Comments, even from authorities, have ranged from productive to downright outrageous with one “expert” quoted as saying that “motorcycles were simply unsafe vehicles” and that “the simplest solution would be for there to be no motorcycling.”

Comments like that are sure to enrage the riding community.

Every time the subject of rider safety is raised we hear various versions of how vulnerable motorcycle riders are on the road, and statistics that back that up.

We also hear various versions of where the problem lies, which often leads to a “blame game” between motorcycle groups, government authorities and other road users.

The fact is there is merit in many of the comments that are being thrown around and have been in the past.

Contributing factors in motorcycle crashes do include other road users, the environment, speed, lack of skill and distraction – but unfortunately that is a fact of life on our roads.

While safety should be every road users responsibility, we know that not every road user will make good decisions to ensure their safety and the safety of those around them.

Improving observation and anticipation skills – a concept related to Situational Awareness – could help.

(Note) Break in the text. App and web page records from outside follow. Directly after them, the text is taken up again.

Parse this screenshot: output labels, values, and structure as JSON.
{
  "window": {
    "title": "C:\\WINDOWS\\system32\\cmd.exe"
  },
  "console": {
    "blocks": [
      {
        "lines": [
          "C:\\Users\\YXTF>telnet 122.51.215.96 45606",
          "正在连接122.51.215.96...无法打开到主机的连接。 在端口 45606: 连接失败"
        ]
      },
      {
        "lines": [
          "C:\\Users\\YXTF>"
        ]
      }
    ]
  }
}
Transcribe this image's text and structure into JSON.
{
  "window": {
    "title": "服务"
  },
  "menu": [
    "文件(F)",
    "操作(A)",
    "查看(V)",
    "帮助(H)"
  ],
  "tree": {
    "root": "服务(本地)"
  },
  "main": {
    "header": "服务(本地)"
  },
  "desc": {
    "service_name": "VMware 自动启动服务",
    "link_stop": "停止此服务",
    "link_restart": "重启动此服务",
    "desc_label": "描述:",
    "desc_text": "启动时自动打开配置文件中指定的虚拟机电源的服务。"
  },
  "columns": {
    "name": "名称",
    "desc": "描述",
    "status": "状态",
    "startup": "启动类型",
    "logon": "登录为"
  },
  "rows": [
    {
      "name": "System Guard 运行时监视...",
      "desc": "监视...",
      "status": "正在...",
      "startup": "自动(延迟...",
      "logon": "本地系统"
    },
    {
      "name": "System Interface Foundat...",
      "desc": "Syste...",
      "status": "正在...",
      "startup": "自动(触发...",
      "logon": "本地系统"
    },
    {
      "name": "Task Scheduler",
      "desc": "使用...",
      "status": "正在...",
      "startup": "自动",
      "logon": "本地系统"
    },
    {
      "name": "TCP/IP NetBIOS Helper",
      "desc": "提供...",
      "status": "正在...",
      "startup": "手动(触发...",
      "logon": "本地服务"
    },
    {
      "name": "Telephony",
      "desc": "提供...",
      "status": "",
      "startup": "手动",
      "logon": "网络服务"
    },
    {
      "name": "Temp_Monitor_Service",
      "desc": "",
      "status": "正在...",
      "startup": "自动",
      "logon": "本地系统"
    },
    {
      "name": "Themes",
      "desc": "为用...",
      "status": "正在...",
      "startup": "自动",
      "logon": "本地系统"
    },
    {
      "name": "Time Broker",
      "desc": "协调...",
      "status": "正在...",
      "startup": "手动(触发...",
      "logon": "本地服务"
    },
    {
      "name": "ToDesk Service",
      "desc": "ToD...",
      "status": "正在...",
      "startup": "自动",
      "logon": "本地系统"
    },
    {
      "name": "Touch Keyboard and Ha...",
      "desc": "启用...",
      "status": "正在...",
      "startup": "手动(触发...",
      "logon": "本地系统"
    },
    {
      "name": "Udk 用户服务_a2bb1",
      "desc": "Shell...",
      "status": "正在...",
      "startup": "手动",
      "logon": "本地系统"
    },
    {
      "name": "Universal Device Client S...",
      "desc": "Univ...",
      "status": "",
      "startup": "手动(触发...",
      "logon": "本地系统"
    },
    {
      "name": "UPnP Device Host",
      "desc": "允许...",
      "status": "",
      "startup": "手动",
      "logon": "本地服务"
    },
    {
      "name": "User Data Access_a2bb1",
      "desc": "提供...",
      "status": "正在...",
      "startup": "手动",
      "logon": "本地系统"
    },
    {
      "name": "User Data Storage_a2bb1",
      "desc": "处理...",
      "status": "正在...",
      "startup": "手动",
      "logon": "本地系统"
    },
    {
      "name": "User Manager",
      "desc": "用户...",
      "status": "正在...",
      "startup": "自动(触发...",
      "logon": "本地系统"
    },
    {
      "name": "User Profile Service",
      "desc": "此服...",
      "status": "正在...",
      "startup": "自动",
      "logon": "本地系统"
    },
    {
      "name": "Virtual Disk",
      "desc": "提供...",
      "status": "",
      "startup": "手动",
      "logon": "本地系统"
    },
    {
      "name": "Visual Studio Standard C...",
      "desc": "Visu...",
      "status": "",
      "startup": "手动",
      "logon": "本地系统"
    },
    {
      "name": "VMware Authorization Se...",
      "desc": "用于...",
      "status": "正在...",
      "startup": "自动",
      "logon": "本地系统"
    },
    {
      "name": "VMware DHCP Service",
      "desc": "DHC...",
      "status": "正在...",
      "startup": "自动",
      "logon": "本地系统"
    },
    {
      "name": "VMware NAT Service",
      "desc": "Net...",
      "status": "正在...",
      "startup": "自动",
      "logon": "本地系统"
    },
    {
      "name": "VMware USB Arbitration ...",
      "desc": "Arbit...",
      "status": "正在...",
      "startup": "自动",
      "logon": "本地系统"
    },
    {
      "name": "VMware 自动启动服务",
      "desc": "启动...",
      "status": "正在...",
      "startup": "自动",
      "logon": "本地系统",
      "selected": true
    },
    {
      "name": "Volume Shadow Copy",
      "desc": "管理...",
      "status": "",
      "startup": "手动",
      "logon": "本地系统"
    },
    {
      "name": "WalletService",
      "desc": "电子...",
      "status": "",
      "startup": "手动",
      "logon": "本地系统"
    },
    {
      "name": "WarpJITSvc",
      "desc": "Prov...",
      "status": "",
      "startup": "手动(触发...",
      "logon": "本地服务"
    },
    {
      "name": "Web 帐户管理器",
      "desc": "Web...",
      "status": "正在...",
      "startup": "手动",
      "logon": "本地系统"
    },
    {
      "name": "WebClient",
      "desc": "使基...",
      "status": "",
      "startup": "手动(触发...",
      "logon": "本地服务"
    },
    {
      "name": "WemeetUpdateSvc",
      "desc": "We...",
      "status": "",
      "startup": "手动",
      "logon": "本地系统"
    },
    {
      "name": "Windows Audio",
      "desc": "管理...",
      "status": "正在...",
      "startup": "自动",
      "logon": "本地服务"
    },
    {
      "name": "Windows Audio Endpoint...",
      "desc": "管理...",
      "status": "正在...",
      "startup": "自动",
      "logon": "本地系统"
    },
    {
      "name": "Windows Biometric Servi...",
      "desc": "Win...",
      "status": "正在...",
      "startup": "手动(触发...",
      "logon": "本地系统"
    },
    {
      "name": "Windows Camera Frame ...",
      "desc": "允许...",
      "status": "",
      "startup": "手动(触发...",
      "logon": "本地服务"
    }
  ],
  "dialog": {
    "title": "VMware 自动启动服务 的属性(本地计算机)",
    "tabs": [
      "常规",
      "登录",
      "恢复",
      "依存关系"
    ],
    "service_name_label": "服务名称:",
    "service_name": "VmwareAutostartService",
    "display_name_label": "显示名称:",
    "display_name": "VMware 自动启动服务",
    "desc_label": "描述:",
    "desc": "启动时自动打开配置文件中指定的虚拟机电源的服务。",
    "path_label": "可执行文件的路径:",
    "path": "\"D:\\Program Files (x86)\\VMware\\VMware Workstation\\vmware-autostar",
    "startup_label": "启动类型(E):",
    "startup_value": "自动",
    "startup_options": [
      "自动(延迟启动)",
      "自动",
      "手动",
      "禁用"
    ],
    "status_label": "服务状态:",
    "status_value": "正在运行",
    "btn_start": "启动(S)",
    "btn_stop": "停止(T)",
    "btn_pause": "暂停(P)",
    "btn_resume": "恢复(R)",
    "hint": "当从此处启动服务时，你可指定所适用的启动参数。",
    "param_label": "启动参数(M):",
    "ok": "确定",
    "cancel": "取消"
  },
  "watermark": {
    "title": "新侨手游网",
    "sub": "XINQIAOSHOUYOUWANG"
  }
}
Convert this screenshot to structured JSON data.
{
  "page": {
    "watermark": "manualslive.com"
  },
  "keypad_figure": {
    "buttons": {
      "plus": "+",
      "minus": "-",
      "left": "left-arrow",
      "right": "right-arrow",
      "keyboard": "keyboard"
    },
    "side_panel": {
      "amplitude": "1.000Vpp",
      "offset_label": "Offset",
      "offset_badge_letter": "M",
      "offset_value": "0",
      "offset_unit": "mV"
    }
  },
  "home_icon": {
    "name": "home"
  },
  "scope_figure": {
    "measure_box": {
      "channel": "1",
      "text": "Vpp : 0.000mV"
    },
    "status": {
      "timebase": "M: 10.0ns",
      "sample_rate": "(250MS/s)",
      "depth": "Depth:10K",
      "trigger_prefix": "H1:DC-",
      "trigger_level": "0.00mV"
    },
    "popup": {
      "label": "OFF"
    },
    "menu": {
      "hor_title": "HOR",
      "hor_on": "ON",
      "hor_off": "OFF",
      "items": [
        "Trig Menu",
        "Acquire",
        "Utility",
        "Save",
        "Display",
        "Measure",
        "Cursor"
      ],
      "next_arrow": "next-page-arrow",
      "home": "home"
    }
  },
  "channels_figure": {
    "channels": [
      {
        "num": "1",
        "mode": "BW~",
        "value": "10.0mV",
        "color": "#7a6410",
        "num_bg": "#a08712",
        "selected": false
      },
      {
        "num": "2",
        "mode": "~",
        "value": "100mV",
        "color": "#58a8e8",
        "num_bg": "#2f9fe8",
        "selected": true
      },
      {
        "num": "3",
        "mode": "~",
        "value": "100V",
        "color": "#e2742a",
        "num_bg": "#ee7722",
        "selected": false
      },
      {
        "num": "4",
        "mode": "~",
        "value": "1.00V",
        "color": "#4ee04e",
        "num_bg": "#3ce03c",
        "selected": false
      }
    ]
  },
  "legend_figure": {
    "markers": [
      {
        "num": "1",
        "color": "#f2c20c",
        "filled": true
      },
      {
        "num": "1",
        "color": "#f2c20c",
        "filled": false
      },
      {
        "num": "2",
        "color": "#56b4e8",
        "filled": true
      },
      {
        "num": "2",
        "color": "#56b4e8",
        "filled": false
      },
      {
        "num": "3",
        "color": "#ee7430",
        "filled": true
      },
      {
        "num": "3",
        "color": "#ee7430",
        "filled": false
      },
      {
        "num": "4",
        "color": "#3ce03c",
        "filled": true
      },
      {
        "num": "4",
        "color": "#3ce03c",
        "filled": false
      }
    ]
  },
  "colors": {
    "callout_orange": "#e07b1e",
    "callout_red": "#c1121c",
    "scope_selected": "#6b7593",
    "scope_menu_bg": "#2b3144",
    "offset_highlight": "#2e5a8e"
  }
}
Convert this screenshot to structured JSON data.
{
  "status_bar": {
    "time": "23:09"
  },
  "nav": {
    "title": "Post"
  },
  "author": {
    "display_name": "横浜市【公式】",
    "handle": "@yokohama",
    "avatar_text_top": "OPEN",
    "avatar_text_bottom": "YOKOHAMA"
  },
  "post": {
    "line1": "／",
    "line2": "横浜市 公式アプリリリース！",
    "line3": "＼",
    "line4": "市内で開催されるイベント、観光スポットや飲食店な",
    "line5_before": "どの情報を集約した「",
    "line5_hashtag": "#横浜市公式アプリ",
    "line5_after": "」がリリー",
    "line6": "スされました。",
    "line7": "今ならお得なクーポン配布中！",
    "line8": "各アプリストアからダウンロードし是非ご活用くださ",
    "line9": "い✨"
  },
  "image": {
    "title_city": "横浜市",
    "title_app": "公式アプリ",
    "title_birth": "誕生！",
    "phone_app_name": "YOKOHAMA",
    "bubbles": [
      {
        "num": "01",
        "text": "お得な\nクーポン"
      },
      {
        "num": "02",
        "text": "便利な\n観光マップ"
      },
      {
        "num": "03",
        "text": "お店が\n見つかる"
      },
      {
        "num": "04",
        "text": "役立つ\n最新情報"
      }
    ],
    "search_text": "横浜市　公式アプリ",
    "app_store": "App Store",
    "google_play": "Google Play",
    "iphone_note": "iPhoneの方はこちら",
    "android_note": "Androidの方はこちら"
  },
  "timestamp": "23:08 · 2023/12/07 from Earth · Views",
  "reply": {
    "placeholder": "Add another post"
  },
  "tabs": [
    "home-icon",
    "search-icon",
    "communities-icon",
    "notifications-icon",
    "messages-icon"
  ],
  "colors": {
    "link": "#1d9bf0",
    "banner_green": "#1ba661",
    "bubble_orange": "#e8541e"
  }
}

For Victoria, Assistant Commissioner Fryer said road safety executives from Victoria Police, the TAC, VicRoads and the Sheriff’s Office would meet up next week to talk about immediate strategies for lowering the road toll.